(Work to complete) Set down each line of the listing below exactly as it is written.

(Data section)
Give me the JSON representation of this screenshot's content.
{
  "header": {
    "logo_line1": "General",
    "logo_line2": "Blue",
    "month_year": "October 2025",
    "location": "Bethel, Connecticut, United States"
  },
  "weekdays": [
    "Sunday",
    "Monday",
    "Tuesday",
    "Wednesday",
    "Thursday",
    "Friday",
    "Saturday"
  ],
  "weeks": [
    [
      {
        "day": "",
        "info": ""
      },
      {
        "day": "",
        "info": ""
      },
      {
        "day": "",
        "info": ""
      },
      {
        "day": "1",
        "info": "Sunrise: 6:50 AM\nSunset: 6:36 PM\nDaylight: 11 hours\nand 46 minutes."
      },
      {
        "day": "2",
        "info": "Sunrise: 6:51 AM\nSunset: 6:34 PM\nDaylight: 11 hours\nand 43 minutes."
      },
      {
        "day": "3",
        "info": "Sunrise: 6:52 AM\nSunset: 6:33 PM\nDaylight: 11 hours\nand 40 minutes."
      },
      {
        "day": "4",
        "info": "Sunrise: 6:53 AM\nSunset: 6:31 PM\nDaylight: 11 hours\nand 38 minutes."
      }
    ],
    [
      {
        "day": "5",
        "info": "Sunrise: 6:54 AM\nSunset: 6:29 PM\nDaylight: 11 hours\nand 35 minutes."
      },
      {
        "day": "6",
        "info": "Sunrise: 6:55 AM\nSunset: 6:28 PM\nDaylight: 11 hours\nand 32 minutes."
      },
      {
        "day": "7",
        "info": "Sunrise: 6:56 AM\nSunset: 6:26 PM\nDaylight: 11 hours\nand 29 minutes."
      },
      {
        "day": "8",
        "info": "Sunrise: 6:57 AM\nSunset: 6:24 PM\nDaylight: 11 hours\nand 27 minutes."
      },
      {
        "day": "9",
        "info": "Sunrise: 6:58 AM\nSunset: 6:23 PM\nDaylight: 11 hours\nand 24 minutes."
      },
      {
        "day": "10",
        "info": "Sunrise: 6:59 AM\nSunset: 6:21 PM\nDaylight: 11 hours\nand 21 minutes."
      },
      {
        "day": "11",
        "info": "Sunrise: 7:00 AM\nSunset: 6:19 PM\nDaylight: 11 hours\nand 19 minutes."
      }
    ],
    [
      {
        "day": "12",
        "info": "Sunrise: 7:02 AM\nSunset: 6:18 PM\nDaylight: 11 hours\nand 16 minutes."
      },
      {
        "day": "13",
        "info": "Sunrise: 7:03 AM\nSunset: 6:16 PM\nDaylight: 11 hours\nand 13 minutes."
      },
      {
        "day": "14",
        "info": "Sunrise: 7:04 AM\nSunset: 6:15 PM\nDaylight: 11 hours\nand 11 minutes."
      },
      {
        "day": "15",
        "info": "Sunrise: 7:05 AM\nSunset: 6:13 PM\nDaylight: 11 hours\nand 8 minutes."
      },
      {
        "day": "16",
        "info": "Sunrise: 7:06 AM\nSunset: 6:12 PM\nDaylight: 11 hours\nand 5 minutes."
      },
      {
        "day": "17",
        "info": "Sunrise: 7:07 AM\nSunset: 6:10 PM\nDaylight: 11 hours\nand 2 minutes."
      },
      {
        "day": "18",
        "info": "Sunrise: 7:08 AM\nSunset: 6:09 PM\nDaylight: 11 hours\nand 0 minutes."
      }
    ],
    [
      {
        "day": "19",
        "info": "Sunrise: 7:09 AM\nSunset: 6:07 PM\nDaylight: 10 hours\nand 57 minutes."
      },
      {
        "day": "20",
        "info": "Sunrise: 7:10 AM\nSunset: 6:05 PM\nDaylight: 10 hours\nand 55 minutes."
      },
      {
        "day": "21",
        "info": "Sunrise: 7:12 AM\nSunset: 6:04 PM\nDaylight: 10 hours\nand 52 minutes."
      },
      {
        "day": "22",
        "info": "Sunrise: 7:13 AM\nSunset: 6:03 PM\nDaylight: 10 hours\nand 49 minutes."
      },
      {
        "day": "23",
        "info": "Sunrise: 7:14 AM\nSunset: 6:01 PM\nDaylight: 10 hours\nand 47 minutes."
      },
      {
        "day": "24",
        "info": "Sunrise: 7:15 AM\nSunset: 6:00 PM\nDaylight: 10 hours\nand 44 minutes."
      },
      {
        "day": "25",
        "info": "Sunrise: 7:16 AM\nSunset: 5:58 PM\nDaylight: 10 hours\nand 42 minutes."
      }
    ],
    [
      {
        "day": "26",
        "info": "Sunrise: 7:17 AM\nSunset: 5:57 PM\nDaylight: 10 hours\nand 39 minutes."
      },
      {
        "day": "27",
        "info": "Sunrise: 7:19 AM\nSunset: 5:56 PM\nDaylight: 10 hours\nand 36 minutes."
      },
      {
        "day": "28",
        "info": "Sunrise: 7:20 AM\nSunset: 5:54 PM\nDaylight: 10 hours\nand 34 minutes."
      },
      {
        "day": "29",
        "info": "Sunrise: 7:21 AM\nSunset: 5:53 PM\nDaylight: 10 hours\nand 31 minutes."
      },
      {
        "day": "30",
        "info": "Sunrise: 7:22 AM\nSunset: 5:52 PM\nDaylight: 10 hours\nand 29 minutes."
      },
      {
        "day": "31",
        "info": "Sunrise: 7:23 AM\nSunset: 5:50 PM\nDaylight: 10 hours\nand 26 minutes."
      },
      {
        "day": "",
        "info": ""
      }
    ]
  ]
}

(Problem solution)
Give me the JSON representation of this screenshot's content.
{
  "header": {
    "logo_line1": "General",
    "logo_line2": "Blue",
    "month_year": "October 2025",
    "location": "Bethel, Connecticut, United States"
  },
  "weekdays": [
    "Sunday",
    "Monday",
    "Tuesday",
    "Wednesday",
    "Thursday",
    "Friday",
    "Saturday"
  ],
  "weeks": [
    [
      {
        "day": "",
        "info": ""
      },
      {
        "day": "",
        "info": ""
      },
      {
        "day": "",
        "info": ""
      },
      {
        "day": "1",
        "info": "Sunrise: 6:50 AM\nSunset: 6:36 PM\nDaylight: 11 hours\nand 46 minutes."
      },
      {
        "day": "2",
        "info": "Sunrise: 6:51 AM\nSunset: 6:34 PM\nDaylight: 11 hours\nand 43 minutes."
      },
      {
        "day": "3",
        "info": "Sunrise: 6:52 AM\nSunset: 6:33 PM\nDaylight: 11 hours\nand 40 minutes."
      },
      {
        "day": "4",
        "info": "Sunrise: 6:53 AM\nSunset: 6:31 PM\nDaylight: 11 hours\nand 38 minutes."
      }
    ],
    [
      {
        "day": "5",
        "info": "Sunrise: 6:54 AM\nSunset: 6:29 PM\nDaylight: 11 hours\nand 35 minutes."
      },
      {
        "day": "6",
        "info": "Sunrise: 6:55 AM\nSunset: 6:28 PM\nDaylight: 11 hours\nand 32 minutes."
      },
      {
        "day": "7",
        "info": "Sunrise: 6:56 AM\nSunset: 6:26 PM\nDaylight: 11 hours\nand 29 minutes."
      },
      {
        "day": "8",
        "info": "Sunrise: 6:57 AM\nSunset: 6:24 PM\nDaylight: 11 hours\nand 27 minutes."
      },
      {
        "day": "9",
        "info": "Sunrise: 6:58 AM\nSunset: 6:23 PM\nDaylight: 11 hours\nand 24 minutes."
      },
      {
        "day": "10",
        "info": "Sunrise: 6:59 AM\nSunset: 6:21 PM\nDaylight: 11 hours\nand 21 minutes."
      },
      {
        "day": "11",
        "info": "Sunrise: 7:00 AM\nSunset: 6:19 PM\nDaylight: 11 hours\nand 19 minutes."
      }
    ],
    [
      {
        "day": "12",
        "info": "Sunrise: 7:02 AM\nSunset: 6:18 PM\nDaylight: 11 hours\nand 16 minutes."
      },
      {
        "day": "13",
        "info": "Sunrise: 7:03 AM\nSunset: 6:16 PM\nDaylight: 11 hours\nand 13 minutes."
      },
      {
        "day": "14",
        "info": "Sunrise: 7:04 AM\nSunset: 6:15 PM\nDaylight: 11 hours\nand 11 minutes."
      },
      {
        "day": "15",
        "info": "Sunrise: 7:05 AM\nSunset: 6:13 PM\nDaylight: 11 hours\nand 8 minutes."
      },
      {
        "day": "16",
        "info": "Sunrise: 7:06 AM\nSunset: 6:12 PM\nDaylight: 11 hours\nand 5 minutes."
      },
      {
        "day": "17",
        "info": "Sunrise: 7:07 AM\nSunset: 6:10 PM\nDaylight: 11 hours\nand 2 minutes."
      },
      {
        "day": "18",
        "info": "Sunrise: 7:08 AM\nSunset: 6:09 PM\nDaylight: 11 hours\nand 0 minutes."
      }
    ],
    [
      {
        "day": "19",
        "info": "Sunrise: 7:09 AM\nSunset: 6:07 PM\nDaylight: 10 hours\nand 57 minutes."
      },
      {
        "day": "20",
        "info": "Sunrise: 7:10 AM\nSunset: 6:05 PM\nDaylight: 10 hours\nand 55 minutes."
      },
      {
        "day": "21",
        "info": "Sunrise: 7:12 AM\nSunset: 6:04 PM\nDaylight: 10 hours\nand 52 minutes."
      },
      {
        "day": "22",
        "info": "Sunrise: 7:13 AM\nSunset: 6:03 PM\nDaylight: 10 hours\nand 49 minutes."
      },
      {
        "day": "23",
        "info": "Sunrise: 7:14 AM\nSunset: 6:01 PM\nDaylight: 10 hours\nand 47 minutes."
      },
      {
        "day": "24",
        "info": "Sunrise: 7:15 AM\nSunset: 6:00 PM\nDaylight: 10 hours\nand 44 minutes."
      },
      {
        "day": "25",
        "info": "Sunrise: 7:16 AM\nSunset: 5:58 PM\nDaylight: 10 hours\nand 42 minutes."
      }
    ],
    [
      {
        "day": "26",
        "info": "Sunrise: 7:17 AM\nSunset: 5:57 PM\nDaylight: 10 hours\nand 39 minutes."
      },
      {
        "day": "27",
        "info": "Sunrise: 7:19 AM\nSunset: 5:56 PM\nDaylight: 10 hours\nand 36 minutes."
      },
      {
        "day": "28",
        "info": "Sunrise: 7:20 AM\nSunset: 5:54 PM\nDaylight: 10 hours\nand 34 minutes."
      },
      {
        "day": "29",
        "info": "Sunrise: 7:21 AM\nSunset: 5:53 PM\nDaylight: 10 hours\nand 31 minutes."
      },
      {
        "day": "30",
        "info": "Sunrise: 7:22 AM\nSunset: 5:52 PM\nDaylight: 10 hours\nand 29 minutes."
      },
      {
        "day": "31",
        "info": "Sunrise: 7:23 AM\nSunset: 5:50 PM\nDaylight: 10 hours\nand 26 minutes."
      },
      {
        "day": "",
        "info": ""
      }
    ]
  ]
}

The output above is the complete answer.